### [EXERCISE]
Every line in the records below that holds "position" must be identified and copied.

### [SOURCE MATERIAL]
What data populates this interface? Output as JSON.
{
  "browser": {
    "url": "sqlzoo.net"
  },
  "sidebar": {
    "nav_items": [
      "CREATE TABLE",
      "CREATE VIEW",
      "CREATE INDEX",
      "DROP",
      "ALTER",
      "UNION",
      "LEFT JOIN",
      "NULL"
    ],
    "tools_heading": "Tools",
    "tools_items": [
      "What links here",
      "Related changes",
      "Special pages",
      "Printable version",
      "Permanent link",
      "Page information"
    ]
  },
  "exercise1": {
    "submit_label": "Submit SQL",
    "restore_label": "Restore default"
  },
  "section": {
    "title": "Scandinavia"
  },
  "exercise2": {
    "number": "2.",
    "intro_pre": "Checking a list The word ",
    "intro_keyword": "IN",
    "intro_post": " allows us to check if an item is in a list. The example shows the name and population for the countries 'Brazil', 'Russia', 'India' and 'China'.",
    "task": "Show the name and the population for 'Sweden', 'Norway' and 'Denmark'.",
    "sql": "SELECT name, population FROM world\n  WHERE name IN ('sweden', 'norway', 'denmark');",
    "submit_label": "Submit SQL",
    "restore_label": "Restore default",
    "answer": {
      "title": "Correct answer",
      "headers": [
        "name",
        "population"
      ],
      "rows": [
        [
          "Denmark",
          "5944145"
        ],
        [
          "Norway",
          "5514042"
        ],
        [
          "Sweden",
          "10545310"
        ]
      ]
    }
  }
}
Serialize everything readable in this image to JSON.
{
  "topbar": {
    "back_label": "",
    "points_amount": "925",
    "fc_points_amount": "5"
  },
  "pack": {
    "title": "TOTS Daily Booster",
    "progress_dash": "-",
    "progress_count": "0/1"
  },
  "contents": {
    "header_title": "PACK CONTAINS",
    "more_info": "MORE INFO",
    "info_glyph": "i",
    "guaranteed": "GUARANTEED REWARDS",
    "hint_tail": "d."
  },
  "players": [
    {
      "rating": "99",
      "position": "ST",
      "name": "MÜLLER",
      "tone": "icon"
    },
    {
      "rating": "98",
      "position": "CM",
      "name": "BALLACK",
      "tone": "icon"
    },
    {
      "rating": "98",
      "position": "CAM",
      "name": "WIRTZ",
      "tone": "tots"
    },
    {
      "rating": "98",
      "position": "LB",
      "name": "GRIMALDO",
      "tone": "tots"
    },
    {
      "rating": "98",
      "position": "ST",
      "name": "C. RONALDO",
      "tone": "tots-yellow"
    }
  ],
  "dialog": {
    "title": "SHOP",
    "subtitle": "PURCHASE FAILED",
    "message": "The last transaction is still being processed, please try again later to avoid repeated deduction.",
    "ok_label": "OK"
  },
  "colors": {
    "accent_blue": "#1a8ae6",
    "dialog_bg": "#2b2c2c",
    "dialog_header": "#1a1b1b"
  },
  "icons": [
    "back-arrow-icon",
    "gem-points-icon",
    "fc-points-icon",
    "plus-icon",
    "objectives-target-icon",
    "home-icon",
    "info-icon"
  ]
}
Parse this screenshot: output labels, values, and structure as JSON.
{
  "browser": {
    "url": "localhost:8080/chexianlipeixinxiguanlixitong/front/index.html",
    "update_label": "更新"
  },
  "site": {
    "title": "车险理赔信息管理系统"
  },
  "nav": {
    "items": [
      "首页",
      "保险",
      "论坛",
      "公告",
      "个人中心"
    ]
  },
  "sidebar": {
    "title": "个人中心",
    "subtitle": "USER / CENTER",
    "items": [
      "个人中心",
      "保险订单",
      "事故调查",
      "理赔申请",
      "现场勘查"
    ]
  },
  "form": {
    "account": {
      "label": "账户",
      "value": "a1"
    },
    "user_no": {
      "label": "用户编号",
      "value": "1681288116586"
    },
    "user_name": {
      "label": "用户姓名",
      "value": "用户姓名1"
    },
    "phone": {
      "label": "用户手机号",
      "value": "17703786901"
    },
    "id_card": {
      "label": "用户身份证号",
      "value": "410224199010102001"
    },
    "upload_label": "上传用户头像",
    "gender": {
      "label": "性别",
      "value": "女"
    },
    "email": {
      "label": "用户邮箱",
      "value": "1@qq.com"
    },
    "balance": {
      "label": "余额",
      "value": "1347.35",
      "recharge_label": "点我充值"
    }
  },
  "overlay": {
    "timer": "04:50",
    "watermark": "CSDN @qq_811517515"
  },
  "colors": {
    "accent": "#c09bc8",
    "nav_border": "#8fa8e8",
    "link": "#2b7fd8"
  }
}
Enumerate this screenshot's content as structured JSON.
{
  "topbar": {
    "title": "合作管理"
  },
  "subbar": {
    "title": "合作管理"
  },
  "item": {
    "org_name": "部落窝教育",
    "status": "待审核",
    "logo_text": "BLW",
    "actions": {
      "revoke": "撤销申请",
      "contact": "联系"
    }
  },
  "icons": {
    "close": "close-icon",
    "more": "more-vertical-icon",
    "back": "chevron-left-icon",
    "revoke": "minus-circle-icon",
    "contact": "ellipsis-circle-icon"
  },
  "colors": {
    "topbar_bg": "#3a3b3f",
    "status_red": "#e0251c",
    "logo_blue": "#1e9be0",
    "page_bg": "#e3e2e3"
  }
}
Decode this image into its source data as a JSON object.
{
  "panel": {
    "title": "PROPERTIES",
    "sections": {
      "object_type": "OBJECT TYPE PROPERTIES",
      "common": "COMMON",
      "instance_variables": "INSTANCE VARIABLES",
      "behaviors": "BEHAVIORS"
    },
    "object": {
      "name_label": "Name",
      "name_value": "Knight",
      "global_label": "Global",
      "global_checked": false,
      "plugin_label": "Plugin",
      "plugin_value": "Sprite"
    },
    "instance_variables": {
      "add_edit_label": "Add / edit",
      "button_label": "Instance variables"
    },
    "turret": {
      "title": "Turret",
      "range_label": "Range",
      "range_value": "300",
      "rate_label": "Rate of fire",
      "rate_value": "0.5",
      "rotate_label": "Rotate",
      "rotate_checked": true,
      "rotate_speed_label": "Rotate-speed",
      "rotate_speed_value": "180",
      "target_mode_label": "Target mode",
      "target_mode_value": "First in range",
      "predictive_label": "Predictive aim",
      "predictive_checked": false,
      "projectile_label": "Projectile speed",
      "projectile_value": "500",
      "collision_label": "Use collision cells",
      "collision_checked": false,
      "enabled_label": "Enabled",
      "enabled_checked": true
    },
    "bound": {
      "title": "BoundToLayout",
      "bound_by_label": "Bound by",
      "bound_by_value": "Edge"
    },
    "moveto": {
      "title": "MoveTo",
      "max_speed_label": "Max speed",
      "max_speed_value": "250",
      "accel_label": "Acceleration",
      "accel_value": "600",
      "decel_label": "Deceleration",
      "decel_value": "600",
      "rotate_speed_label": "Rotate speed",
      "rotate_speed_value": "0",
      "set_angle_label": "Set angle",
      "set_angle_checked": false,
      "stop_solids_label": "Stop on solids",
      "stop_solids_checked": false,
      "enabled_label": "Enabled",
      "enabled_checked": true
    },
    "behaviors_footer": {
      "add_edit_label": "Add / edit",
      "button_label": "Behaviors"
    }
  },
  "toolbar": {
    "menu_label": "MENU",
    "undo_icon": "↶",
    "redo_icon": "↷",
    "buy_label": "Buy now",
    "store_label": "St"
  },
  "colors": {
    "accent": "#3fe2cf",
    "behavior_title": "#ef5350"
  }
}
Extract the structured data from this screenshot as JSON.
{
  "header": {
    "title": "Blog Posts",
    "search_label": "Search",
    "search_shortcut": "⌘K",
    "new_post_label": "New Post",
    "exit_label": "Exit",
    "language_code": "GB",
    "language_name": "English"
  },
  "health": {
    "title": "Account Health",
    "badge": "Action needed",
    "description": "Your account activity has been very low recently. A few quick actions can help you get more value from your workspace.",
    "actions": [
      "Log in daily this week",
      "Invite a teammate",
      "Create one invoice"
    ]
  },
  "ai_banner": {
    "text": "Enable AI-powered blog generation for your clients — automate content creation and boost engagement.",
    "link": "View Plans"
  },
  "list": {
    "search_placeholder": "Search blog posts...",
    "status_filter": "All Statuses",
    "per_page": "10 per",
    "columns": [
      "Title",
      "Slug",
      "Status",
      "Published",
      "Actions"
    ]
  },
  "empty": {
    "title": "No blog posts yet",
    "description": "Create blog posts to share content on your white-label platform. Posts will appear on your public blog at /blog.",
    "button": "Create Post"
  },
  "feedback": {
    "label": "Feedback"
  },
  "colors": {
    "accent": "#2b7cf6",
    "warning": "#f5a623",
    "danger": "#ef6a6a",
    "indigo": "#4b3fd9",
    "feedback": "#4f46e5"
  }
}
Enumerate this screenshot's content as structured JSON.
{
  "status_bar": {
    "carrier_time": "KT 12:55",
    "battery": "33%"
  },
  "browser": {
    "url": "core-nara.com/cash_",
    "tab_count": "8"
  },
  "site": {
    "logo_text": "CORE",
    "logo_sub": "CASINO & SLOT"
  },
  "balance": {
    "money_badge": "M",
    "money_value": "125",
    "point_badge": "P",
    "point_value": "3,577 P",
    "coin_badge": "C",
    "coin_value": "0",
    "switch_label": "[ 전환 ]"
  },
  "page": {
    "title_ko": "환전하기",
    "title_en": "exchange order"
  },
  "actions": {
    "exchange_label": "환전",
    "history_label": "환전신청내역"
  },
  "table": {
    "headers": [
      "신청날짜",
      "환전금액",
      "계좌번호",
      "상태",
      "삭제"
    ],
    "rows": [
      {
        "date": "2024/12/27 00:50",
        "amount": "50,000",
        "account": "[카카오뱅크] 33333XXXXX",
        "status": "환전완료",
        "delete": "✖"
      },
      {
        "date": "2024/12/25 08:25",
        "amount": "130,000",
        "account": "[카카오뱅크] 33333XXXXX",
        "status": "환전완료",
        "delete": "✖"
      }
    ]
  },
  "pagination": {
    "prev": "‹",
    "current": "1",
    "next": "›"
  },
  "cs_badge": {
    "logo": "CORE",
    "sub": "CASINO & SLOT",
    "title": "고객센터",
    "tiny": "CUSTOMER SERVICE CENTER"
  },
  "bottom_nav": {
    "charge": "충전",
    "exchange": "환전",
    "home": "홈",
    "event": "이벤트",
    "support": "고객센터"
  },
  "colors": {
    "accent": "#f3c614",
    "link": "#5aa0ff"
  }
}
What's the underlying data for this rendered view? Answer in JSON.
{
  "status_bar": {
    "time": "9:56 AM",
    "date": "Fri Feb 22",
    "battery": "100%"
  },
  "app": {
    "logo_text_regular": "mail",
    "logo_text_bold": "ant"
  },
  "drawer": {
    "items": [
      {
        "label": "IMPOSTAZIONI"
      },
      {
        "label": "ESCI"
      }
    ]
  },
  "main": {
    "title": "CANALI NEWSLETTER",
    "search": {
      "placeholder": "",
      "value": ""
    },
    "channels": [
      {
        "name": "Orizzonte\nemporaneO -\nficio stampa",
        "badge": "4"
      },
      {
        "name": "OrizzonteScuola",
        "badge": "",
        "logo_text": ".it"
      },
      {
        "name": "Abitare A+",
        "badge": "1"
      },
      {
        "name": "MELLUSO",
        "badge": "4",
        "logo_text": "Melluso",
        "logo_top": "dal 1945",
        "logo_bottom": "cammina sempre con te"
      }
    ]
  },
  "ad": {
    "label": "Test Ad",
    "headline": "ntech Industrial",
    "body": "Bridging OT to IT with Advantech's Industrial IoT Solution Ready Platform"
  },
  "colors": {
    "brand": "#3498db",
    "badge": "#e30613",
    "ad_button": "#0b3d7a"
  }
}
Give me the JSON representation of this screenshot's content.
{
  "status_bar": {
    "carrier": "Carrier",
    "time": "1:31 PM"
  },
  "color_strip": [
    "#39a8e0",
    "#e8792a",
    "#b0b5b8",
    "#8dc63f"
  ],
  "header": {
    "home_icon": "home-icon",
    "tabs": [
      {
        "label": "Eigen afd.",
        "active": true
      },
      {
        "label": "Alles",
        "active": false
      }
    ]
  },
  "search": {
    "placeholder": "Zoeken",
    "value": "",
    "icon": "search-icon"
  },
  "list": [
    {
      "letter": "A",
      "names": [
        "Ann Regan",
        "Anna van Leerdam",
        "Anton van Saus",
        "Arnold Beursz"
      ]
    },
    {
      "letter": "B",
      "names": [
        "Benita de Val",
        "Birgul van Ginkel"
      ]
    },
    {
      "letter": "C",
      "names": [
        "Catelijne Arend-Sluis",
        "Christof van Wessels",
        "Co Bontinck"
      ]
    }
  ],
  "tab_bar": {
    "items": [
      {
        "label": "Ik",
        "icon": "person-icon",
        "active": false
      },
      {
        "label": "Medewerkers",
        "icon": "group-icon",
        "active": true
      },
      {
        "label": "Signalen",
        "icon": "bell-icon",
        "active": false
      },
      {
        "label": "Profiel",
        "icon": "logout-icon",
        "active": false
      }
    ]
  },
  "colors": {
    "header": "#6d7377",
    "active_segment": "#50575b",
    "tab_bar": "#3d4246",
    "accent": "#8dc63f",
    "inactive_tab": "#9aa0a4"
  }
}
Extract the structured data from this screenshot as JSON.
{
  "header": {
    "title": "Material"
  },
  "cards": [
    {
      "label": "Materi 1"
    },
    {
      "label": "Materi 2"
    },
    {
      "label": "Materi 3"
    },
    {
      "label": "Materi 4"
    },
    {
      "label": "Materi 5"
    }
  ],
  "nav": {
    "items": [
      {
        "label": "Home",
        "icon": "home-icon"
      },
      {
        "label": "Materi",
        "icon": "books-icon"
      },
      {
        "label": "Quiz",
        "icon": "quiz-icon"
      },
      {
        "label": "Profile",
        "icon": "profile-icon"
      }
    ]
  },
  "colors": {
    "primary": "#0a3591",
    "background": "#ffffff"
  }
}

### [ANSWER TO THIS TASK]
      "position": "ST",
      "position": "CM",
      "position": "CAM",
      "position": "LB",
      "position": "ST",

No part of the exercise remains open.